- 2010 cotton crop moving fast
- Limited amount of free cotton
- Average price still a question
USDA figures estimating reported cotton marketings and prices through the first half of the 2010 Upland cotton marketing year indicate that 13.7 million of the United State's projected 17.8 million bale Upland cotton crop were sold and shipped by the end of January 2011.
The numbers imply that only 4.1 million 2010-crop bales, plus cotton carried over from previous years, are still available for shipment during the remainder of the 2010 marketing year.
The January 2011 marketing figures, released February 28 by USDA National Agricultural Statistics Service, show that a total of 2.784 million bales were reported as shipped. The January total is approximately 1.4 million bales smaller than the 2010-crop marketing year's peak monthly shipment level of 4.22 million bales reported for the month of December.
On the price side of the report, the data reflect the fact that a vast majority of 2010-crop cotton was sold long before the harvest season price advance that continues to drive old crop prices above $2.00 per pound. The February 28 report indicates that the average price received by growers was 82.2 cents per pound for bales marketed during the month of January.
Eventually the limited amount of free cotton that was sold by producers during the harvest run-up will be captured in the USDA marketing reports and figured into the 2010 Average Price Received by Farmers calculation. How much impact it will have, though, is unknown since it is unclear how much cotton was actually marketed at higher price levels last fall.

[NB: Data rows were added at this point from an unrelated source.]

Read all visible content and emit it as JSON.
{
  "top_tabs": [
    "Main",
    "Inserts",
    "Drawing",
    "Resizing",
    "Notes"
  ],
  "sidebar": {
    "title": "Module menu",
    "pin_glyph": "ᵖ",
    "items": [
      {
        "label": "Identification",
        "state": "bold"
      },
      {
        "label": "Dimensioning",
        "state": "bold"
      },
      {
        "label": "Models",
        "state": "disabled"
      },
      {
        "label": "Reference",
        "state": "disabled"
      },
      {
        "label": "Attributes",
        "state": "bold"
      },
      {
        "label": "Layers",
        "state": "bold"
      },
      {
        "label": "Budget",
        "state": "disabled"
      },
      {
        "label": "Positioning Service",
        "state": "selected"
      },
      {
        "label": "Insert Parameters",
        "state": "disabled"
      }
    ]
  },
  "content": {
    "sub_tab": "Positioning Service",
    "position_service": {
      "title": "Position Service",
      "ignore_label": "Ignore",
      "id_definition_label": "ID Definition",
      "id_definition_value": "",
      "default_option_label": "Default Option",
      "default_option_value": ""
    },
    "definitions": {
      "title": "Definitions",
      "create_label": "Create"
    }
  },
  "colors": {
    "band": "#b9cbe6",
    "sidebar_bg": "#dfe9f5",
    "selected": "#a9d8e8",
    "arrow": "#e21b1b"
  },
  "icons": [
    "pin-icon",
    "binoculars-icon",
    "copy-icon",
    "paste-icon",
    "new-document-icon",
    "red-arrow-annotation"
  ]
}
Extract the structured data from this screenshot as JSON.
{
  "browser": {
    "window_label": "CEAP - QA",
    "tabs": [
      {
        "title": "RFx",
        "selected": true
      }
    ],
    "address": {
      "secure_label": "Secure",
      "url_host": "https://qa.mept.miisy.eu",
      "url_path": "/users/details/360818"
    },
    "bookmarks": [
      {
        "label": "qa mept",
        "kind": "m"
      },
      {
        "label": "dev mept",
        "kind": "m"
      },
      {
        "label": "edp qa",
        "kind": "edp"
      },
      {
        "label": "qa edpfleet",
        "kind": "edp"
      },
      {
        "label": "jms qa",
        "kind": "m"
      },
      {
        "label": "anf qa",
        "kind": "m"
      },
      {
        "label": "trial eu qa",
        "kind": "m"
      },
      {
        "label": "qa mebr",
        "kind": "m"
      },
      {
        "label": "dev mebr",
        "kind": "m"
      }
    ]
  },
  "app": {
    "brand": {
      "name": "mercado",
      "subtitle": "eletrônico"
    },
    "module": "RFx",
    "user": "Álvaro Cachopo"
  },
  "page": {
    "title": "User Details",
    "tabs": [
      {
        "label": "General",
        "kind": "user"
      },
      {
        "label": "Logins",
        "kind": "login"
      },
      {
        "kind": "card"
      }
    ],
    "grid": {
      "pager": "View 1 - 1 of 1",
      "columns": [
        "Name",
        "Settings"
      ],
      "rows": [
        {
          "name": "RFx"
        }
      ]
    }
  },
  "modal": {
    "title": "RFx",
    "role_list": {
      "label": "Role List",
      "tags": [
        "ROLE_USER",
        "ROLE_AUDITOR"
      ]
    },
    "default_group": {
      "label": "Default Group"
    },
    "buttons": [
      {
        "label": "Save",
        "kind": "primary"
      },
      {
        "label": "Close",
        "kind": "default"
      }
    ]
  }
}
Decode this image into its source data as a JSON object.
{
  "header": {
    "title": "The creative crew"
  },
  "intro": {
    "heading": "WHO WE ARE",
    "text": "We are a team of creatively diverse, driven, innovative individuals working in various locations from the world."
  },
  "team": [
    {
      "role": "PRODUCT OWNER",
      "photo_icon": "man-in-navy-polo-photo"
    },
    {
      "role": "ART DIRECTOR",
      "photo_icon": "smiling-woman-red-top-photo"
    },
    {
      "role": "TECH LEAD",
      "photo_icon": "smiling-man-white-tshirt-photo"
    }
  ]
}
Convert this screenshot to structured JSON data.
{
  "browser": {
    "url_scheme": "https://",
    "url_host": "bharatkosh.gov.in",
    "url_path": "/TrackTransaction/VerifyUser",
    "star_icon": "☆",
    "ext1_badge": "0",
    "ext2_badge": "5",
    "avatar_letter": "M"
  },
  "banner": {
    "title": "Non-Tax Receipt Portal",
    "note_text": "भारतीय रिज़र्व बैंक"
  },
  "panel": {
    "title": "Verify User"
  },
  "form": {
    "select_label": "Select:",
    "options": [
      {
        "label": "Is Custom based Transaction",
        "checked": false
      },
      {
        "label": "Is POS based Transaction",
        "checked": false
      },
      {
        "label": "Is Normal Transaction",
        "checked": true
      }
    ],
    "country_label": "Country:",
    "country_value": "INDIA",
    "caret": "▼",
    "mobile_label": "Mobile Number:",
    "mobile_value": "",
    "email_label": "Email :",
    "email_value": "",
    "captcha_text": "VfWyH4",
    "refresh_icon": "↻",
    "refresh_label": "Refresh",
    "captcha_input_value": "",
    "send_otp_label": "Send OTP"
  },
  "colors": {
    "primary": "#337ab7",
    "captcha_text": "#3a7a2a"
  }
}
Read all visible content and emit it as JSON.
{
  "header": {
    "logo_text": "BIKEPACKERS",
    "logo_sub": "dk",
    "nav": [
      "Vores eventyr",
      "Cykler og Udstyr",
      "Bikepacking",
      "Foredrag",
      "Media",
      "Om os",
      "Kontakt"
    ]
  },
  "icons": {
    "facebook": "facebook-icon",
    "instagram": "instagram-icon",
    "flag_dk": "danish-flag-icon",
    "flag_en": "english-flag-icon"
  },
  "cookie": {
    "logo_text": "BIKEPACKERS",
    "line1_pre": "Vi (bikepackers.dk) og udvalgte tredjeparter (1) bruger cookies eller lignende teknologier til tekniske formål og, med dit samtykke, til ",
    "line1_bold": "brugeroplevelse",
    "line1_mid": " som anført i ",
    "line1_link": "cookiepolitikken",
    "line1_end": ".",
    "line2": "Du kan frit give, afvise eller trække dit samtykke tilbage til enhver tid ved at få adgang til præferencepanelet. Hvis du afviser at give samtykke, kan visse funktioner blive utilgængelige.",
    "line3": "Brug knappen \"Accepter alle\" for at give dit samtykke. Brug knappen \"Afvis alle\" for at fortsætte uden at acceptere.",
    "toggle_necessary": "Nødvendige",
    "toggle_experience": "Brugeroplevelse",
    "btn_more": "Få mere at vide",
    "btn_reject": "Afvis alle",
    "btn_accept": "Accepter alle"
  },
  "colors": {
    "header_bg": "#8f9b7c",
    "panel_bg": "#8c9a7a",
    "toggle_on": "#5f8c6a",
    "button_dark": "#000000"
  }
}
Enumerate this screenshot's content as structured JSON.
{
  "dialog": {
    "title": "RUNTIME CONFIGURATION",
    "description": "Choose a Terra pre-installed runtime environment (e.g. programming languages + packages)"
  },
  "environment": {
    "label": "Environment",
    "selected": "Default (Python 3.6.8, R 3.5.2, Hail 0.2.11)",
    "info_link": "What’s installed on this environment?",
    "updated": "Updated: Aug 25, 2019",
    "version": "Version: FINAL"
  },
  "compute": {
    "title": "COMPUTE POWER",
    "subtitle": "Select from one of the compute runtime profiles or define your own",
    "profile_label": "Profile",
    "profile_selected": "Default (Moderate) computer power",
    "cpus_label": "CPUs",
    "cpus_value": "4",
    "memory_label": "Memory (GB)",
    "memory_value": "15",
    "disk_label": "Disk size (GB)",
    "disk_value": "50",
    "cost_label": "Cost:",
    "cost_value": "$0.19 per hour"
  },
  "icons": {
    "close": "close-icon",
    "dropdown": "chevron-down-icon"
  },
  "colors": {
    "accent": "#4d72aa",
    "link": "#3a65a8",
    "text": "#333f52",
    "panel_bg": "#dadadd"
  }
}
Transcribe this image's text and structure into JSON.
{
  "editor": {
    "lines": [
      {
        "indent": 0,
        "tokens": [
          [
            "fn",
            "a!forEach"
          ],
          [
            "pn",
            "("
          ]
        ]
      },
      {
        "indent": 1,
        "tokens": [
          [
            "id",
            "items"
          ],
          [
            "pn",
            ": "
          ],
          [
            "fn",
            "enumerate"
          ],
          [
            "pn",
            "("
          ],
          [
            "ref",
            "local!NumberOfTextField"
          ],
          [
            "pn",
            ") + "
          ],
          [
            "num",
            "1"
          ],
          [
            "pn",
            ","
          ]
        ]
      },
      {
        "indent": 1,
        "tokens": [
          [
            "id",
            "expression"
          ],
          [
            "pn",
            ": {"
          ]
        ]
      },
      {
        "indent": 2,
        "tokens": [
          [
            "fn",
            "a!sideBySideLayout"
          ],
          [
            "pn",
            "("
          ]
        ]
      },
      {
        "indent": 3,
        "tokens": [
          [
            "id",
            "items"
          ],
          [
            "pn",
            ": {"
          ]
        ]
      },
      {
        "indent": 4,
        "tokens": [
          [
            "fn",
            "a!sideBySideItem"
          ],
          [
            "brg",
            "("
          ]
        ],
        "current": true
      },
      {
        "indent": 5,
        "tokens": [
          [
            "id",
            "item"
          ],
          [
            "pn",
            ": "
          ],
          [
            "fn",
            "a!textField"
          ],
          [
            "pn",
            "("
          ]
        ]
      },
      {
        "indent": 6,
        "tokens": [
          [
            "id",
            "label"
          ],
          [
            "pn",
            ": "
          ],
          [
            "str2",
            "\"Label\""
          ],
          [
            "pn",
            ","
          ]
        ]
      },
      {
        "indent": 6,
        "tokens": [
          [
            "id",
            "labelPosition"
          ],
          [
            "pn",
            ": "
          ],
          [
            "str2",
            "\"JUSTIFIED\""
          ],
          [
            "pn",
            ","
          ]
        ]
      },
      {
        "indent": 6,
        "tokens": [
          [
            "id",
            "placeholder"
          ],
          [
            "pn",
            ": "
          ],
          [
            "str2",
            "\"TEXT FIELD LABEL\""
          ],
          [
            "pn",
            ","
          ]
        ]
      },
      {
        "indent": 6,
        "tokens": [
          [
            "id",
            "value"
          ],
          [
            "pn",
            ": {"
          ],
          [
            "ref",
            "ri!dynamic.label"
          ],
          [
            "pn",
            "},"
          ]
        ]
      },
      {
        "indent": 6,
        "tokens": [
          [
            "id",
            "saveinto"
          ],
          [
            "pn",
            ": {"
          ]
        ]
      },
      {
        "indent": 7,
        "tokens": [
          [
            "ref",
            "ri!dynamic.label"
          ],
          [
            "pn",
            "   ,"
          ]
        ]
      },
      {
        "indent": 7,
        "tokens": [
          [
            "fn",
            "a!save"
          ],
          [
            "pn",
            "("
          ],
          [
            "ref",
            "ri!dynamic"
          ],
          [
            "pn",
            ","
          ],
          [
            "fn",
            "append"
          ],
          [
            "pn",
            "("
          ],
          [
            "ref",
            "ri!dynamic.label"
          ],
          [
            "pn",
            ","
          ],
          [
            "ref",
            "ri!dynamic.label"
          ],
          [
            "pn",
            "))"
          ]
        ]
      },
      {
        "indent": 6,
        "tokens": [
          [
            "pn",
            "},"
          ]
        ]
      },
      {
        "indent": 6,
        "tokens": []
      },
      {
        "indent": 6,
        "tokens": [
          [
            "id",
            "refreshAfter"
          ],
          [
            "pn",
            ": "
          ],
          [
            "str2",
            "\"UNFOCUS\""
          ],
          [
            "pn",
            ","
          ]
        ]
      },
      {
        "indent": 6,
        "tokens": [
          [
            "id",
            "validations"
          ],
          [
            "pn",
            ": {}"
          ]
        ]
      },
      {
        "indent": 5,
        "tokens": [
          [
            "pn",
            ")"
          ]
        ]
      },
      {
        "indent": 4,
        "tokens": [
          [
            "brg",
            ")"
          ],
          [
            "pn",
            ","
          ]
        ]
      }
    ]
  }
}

The 2010 Counter-cyclical payment rate authorized under the 2008 Farm Bill would be based on the 12-month Weighted Average Price Received by growers. For cotton the 12-month Weighted Average Price will reflect price and marketings for the 2010 marketing year. The 2010 cotton marketing year began in August 1, 2010 and ends July 31, 2011.